Tally the lines of the data below that contain the string "genotypes". Give the tally and nothing else.

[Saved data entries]
○ ○ ○ ○

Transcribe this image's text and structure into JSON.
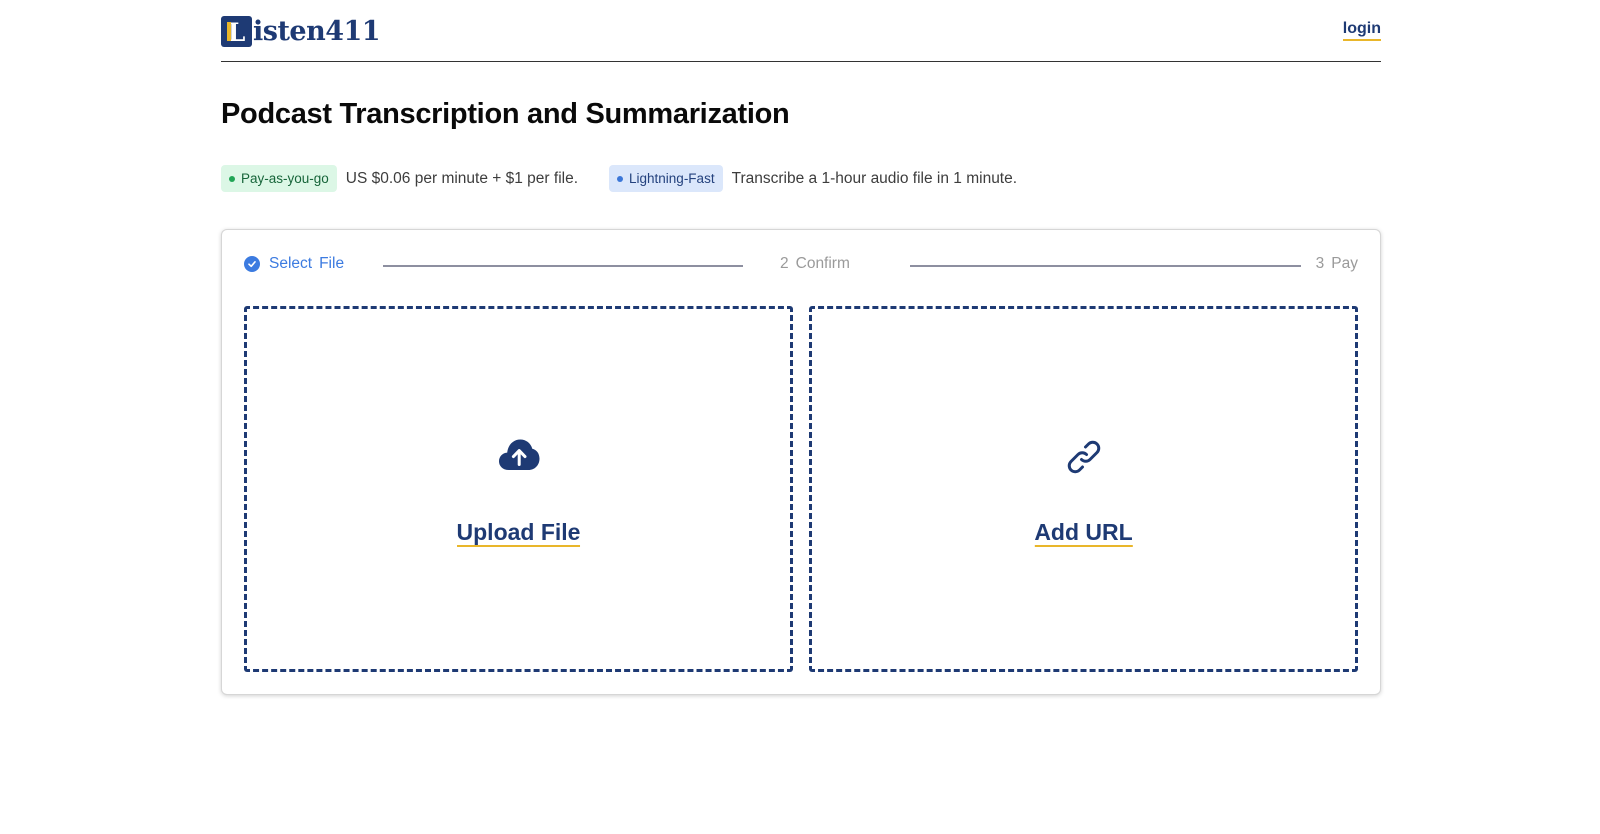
{
  "header": {
    "logo_letter": "L",
    "logo_text": "isten411",
    "login_label": "login"
  },
  "main": {
    "title": "Podcast Transcription and Summarization",
    "features": [
      {
        "badge": "Pay-as-you-go",
        "text": "US $0.06 per minute + $1 per file."
      },
      {
        "badge": "Lightning-Fast",
        "text": "Transcribe a 1-hour audio file in 1 minute."
      }
    ]
  },
  "steps": {
    "step1": {
      "label": "Select",
      "label2": "File",
      "icon": "check-circle-icon"
    },
    "step2": {
      "num": "2",
      "label": "Confirm"
    },
    "step3": {
      "num": "3",
      "label": "Pay"
    }
  },
  "dropzones": {
    "upload": {
      "label": "Upload File",
      "icon": "cloud-upload-icon"
    },
    "url": {
      "label": "Add URL",
      "icon": "link-icon"
    }
  },
  "colors": {
    "brand": "#1e3a74",
    "accent": "#e9b62a",
    "step_active": "#3c7be0"
  }
}
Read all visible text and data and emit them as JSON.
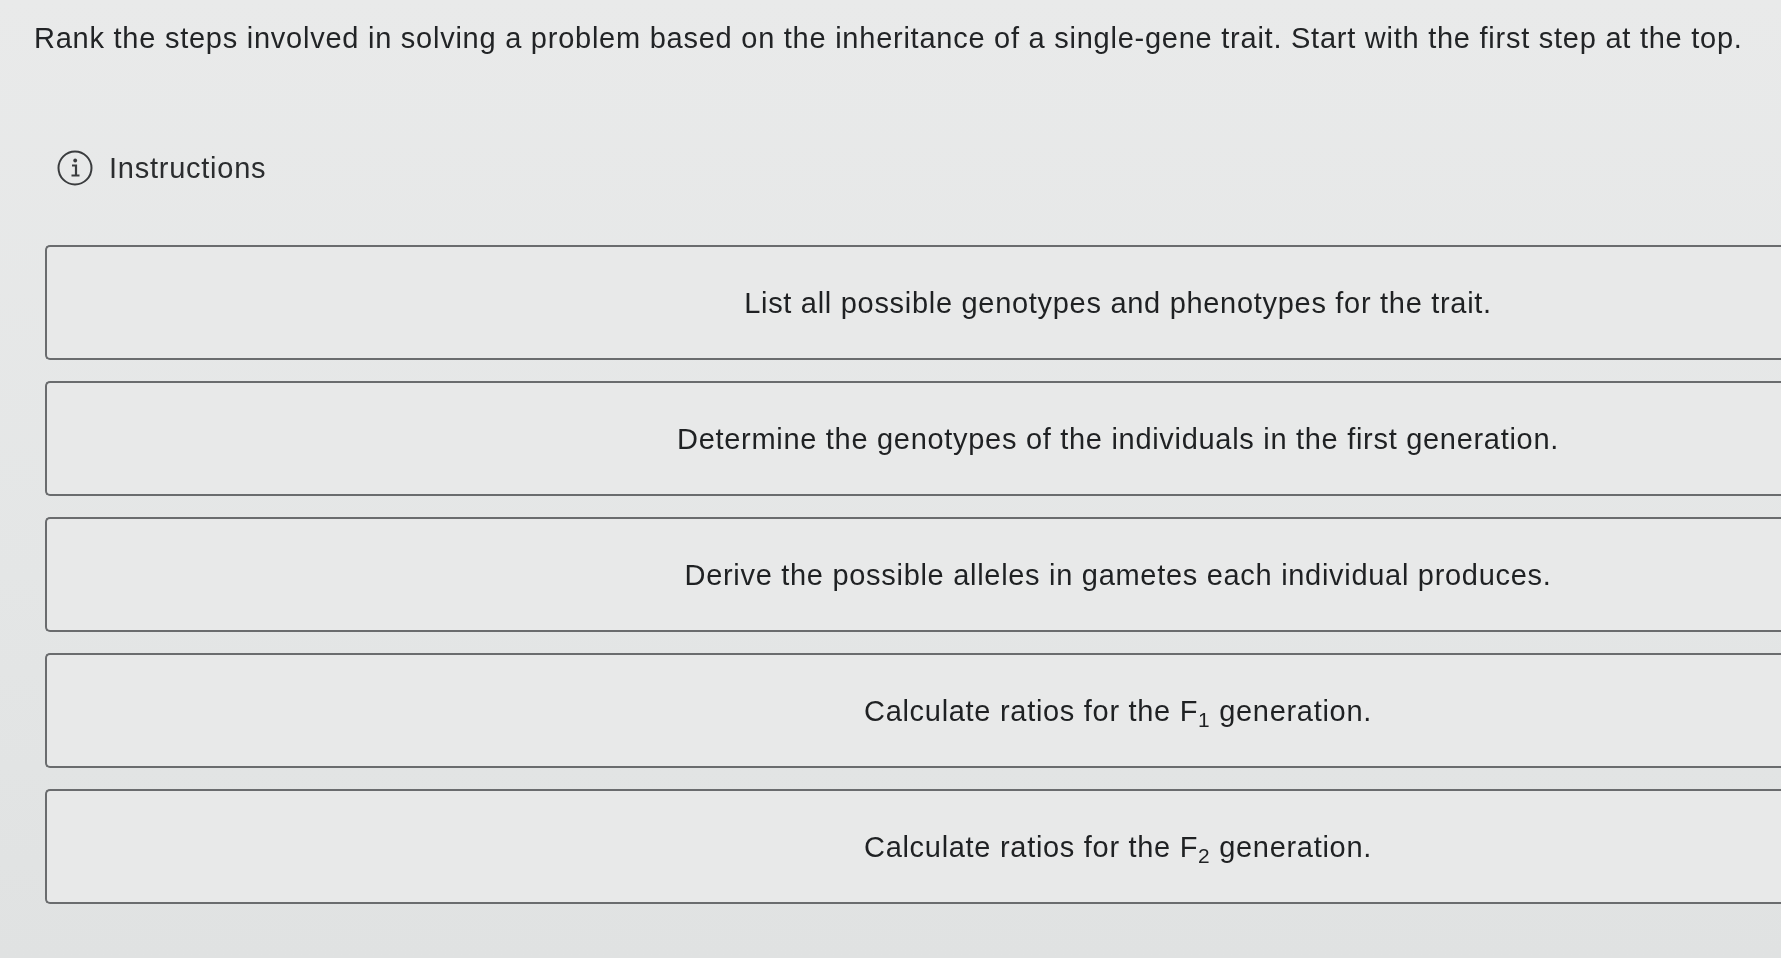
{
  "prompt": "Rank the steps involved in solving a problem based on the inheritance of a single-gene trait. Start with the first step at the top.",
  "instructions": {
    "label": "Instructions"
  },
  "steps": [
    "List all possible genotypes and phenotypes for the trait.",
    "Determine the genotypes of the individuals in the first generation.",
    "Derive the possible alleles in gametes each individual produces.",
    "Calculate ratios for the F$_{1}$ generation.",
    "Calculate ratios for the F$_{2}$ generation."
  ]
}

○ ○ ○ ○

Task result. 2